# INSTRUCTIONS TO FOLLOW
In these entries, tally the lines where "Convergence" occurs. Respond with only the count.

START EXERCISE DATA

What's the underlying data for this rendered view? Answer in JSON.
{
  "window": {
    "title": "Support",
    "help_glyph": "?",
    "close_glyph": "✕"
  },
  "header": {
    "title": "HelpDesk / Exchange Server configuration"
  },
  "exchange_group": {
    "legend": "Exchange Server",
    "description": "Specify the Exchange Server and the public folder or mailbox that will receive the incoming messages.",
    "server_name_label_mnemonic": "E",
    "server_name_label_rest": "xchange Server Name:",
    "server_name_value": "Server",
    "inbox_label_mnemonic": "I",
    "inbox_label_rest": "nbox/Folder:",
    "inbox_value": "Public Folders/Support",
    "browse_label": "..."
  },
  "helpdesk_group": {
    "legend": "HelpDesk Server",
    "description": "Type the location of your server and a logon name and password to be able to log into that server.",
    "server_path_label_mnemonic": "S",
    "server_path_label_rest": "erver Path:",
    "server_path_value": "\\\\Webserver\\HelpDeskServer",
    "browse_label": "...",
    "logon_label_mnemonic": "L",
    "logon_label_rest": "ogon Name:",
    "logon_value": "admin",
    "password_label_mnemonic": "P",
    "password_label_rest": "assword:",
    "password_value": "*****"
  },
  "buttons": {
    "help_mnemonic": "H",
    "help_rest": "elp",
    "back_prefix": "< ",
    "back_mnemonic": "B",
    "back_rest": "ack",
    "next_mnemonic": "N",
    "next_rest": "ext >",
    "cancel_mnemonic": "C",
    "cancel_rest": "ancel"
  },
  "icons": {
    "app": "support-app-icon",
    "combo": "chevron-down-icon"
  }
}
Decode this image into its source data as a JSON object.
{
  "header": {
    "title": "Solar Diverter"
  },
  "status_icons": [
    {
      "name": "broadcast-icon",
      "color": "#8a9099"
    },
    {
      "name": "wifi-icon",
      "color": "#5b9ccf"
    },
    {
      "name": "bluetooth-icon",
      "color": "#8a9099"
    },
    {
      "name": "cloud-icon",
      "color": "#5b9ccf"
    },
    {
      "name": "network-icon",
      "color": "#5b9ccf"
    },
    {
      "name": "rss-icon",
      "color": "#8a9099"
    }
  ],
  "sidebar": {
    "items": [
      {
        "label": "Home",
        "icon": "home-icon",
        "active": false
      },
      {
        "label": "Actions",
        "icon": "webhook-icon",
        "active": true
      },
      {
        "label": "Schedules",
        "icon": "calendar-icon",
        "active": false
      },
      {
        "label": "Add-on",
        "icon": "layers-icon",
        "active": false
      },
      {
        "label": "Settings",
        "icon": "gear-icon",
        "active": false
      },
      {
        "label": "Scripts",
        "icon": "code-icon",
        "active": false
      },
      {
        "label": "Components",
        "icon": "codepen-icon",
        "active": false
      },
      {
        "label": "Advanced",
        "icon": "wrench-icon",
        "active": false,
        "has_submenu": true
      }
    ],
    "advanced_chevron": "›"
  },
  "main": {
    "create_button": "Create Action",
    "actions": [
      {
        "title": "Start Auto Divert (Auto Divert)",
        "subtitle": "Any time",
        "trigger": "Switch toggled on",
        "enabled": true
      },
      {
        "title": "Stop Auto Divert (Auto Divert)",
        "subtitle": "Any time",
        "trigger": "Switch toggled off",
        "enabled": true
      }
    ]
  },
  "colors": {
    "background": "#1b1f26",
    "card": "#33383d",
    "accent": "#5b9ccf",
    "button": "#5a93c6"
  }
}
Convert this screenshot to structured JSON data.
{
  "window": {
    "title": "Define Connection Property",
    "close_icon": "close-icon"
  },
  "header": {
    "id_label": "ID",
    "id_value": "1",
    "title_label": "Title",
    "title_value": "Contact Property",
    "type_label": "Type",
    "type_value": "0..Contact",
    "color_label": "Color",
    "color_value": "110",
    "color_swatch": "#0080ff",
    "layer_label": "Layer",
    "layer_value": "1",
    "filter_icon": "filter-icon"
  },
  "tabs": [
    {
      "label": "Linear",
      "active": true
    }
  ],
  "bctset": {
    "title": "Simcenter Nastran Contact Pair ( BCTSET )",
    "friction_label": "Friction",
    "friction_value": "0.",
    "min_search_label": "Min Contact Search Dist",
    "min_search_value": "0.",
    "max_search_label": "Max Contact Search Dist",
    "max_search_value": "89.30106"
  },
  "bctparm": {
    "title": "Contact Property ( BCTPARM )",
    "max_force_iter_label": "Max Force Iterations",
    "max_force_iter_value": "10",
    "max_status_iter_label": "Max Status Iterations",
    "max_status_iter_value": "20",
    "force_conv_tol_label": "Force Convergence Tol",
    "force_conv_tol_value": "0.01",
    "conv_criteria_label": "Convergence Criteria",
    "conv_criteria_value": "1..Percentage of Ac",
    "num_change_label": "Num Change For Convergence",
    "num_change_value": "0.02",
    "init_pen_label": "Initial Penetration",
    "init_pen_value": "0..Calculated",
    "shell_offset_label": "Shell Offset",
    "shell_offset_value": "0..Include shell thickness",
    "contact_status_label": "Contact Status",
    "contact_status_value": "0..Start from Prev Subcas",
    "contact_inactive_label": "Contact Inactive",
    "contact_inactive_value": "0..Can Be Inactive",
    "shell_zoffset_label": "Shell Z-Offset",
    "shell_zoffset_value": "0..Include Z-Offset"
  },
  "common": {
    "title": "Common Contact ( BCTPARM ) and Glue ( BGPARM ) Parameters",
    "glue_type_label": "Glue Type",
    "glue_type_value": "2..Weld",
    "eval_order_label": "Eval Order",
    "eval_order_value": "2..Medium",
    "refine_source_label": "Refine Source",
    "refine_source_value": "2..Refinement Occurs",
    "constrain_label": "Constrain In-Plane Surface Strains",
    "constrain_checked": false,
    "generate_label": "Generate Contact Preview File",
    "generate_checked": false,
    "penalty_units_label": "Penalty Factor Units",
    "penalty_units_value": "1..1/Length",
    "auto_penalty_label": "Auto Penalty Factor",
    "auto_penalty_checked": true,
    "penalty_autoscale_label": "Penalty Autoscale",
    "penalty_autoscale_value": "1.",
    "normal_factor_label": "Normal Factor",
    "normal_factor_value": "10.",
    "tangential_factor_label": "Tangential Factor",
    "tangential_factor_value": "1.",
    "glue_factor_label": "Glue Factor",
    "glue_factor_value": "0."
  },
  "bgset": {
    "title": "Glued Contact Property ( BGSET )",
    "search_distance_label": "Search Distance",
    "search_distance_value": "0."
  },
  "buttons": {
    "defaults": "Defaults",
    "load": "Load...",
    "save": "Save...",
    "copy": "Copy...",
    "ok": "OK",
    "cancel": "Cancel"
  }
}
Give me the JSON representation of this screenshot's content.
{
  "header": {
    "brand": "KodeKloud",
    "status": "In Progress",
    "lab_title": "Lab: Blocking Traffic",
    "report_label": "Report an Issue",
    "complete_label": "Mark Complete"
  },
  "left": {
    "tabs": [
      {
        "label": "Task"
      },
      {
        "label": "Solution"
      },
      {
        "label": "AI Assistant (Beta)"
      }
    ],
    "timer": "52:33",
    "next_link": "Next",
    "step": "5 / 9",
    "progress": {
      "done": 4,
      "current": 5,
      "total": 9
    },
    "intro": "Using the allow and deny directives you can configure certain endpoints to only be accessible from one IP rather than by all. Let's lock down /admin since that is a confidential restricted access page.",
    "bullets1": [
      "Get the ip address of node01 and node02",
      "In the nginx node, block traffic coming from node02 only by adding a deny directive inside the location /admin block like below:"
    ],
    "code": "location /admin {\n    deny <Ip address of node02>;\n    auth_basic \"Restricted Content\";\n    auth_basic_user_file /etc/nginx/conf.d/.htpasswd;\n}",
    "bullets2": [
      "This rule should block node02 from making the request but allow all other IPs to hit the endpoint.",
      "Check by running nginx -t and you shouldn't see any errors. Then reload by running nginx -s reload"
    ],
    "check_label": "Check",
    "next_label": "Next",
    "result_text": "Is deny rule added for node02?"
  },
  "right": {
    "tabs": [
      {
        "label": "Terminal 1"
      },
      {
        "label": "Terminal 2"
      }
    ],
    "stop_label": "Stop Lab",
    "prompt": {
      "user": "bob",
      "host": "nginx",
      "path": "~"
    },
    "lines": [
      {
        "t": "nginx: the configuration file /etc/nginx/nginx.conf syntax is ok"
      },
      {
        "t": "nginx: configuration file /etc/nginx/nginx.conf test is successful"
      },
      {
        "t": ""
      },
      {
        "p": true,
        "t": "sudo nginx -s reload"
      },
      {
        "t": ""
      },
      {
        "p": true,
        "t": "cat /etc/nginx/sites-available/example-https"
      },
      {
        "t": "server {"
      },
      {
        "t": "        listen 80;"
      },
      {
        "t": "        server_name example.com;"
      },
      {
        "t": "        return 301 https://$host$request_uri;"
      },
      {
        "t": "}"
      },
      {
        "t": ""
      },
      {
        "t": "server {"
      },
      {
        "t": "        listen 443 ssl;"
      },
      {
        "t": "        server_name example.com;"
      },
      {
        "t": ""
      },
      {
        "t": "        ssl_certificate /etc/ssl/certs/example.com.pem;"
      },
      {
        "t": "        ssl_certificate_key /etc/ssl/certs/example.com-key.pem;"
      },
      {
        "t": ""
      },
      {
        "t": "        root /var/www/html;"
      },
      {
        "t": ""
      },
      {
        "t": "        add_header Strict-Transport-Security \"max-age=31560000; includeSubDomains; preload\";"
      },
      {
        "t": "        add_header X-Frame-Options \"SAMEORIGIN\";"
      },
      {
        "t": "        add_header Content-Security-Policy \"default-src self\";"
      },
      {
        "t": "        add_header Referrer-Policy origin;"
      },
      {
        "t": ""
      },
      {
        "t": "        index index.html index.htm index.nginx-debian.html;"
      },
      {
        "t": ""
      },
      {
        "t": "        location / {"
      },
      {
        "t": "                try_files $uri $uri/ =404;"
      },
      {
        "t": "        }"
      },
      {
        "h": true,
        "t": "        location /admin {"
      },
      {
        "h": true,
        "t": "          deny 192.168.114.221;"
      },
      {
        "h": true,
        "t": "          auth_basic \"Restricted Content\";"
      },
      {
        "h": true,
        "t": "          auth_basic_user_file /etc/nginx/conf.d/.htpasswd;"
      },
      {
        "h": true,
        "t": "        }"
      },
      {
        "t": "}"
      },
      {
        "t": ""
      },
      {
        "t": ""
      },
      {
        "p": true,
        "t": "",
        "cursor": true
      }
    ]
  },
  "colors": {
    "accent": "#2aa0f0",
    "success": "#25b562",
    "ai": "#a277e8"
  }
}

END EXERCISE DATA

# SOLUTION FOR THIS TASK
3